It had also proposed that the company would install a power plant at the mine-mouth.

Energy experts and rights activists have warned that such an
open-pit mine in the densely populated area and fertile land would badly impact the environment.

Besides, an expert committee formed by the government and headed by BUET professor Nurul Islam, termed ‘illegal’ Asia Energy’s agreement with the government for the coal field and viewed that operating an open-pit mine at Phulbari would not be viable.

Three people were killed and several others were injured when law enforcers opened fire on thousands of people protesting at Asia
Energy’s planned open- pit mine at Phulbari in August 2006. The
company was forced to leave Phulbari but has been lobbying successive governments to take over the coal field.

Sources in the government said Asia Energy became active as soon as the government of Awami League-led alliance took office.

The government, meanwhile, engaged the UNDP and GTZ for conducting a feasibility study to operate an open-pit mine in Barapukuria coal field, adjacent to Phulbari coal field.

‘A three-party study engaging the government, UNDP and GTZ will be launched soon to study whether it would be possible to operate an open-pit mine in Barapukuria coal field,’ said a source.

He said that on the basis of the study report, the government will finalise the coal policy.

When asked whether the study would be neutral as the GTZ had
already supported open-pit mining, a high official of the ministry said that it would be impartial as representatives of the government and UNDP would be there.

A number of ministers of the present government have already
visited some open-pit mines in Germany. GTZ arranged the visits.

Besides, the GTZ sponsored a number of seminars that recommended open-pit mining in Bangladesh.
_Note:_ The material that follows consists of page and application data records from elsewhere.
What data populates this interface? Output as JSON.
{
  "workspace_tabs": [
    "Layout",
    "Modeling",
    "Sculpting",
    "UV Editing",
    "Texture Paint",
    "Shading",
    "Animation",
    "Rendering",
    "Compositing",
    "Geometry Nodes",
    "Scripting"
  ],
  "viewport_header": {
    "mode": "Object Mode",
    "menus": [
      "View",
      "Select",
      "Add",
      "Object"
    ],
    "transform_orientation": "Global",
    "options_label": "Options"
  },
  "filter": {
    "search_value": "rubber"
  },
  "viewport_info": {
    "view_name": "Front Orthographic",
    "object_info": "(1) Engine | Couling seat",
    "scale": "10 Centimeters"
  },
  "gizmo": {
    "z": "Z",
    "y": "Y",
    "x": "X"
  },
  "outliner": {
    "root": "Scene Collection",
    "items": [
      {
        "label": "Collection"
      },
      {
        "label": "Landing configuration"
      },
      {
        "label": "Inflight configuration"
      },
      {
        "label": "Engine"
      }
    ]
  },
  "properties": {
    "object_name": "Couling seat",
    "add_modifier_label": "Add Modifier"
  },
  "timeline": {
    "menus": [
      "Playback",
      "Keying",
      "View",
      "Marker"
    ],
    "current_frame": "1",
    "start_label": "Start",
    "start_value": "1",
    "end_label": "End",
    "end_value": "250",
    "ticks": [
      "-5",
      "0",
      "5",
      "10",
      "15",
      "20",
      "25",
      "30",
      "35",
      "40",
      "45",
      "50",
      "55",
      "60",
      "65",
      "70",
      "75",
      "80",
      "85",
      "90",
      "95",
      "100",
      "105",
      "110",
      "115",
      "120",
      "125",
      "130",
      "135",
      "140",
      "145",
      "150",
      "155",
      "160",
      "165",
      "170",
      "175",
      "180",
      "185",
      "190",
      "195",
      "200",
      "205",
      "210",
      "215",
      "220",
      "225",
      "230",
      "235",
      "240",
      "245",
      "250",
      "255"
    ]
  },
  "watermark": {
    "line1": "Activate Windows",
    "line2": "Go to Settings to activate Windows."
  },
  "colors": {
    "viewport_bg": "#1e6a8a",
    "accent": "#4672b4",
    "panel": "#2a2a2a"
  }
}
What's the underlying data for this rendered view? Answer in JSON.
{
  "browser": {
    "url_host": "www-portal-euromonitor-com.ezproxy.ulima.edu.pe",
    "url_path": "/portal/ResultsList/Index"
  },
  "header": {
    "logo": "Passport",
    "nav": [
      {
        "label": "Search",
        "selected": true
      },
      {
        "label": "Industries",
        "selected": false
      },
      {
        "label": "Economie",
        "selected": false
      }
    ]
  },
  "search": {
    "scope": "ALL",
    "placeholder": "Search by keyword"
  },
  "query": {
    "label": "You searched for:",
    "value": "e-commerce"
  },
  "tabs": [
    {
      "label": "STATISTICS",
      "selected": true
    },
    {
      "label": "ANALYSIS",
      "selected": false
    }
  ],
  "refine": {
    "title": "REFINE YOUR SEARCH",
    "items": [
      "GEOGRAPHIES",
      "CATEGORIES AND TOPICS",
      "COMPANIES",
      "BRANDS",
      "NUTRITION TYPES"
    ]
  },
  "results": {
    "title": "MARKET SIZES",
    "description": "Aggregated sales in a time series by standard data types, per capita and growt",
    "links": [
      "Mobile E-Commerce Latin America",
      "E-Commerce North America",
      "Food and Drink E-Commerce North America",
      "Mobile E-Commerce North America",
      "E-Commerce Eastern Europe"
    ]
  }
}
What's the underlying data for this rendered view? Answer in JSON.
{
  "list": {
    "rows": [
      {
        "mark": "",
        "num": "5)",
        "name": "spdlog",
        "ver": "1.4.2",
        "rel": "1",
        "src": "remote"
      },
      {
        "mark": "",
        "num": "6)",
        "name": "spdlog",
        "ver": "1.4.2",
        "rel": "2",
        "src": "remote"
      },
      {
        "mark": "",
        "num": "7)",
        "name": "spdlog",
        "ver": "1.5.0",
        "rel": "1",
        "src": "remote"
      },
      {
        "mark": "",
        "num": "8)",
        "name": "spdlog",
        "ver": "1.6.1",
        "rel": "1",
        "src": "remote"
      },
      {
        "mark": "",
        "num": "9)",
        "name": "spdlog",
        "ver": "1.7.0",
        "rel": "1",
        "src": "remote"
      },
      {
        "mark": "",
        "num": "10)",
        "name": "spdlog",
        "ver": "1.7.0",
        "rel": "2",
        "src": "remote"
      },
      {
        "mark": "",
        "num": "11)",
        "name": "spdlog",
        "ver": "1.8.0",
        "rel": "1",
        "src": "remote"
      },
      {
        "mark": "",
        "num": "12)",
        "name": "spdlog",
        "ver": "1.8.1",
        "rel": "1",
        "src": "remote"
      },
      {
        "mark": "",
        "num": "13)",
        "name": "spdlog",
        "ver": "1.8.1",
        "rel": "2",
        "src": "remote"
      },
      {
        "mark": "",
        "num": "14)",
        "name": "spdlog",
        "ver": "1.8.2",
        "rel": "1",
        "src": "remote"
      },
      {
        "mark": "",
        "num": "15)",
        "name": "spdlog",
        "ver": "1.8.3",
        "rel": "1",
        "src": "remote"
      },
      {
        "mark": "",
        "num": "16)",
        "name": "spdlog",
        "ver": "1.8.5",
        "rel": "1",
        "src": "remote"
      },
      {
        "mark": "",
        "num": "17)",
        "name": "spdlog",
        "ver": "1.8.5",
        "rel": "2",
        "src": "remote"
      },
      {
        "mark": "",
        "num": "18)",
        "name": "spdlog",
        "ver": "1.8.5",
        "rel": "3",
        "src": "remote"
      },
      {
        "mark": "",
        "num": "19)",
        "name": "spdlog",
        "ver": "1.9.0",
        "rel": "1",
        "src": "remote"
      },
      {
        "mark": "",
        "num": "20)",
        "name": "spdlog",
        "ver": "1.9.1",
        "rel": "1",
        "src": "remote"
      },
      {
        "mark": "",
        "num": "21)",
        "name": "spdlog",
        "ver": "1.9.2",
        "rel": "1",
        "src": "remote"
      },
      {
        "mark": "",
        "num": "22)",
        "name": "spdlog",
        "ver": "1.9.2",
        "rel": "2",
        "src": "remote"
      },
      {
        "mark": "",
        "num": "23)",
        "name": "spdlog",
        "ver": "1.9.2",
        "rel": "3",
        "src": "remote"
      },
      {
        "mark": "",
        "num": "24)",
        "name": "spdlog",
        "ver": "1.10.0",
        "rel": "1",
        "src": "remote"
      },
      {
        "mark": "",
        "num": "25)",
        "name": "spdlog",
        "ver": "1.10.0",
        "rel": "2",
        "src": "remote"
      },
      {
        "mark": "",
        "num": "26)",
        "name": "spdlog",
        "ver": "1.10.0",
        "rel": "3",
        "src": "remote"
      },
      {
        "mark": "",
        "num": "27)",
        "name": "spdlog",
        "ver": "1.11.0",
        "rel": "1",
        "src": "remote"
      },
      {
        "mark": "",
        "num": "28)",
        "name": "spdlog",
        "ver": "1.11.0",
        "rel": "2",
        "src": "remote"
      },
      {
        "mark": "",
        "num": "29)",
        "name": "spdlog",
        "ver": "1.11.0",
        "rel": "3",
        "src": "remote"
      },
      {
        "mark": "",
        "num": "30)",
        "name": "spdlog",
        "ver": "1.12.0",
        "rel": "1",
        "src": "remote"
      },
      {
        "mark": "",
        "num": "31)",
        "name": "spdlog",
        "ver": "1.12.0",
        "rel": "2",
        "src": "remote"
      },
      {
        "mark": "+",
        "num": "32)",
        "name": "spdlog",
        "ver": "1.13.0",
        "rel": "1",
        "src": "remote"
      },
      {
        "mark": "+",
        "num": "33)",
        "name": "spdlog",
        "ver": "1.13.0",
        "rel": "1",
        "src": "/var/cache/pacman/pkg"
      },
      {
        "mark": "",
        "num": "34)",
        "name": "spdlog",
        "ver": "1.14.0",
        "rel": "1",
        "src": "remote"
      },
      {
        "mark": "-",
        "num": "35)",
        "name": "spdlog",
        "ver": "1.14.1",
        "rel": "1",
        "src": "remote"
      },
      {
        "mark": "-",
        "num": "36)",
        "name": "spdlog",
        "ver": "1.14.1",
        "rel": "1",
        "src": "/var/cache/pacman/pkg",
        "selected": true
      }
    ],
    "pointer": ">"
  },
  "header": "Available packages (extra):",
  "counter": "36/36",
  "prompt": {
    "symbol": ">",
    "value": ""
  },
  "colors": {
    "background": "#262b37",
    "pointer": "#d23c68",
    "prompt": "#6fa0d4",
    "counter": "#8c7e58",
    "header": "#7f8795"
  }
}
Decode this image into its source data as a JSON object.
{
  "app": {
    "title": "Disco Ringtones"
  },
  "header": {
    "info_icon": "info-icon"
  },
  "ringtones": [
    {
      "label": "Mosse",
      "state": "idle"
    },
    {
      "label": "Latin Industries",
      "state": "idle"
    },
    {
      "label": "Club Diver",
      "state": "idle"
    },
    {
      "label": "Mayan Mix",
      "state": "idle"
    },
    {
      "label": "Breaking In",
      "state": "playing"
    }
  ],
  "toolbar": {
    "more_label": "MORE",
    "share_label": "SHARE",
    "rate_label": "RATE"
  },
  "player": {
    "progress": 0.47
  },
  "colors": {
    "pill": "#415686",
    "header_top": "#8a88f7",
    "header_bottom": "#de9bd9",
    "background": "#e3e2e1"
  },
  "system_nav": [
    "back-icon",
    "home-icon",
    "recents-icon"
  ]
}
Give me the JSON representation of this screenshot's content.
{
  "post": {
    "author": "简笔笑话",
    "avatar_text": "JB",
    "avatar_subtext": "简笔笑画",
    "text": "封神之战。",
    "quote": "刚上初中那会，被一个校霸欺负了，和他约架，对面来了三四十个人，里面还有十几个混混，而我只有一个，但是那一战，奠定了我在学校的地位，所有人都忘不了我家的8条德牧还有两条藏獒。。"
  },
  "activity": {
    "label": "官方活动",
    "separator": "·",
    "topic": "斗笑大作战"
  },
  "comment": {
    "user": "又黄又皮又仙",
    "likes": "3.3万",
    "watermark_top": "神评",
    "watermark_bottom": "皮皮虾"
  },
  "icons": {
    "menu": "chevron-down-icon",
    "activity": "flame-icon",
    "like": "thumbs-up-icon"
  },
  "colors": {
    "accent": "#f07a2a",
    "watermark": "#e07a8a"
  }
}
Prime minister’s adviser Tawfiq-e-Elahi Chowdhury and state
minister for power and energy Enamul Haque were not available for comments as they were in New York to attend a programme.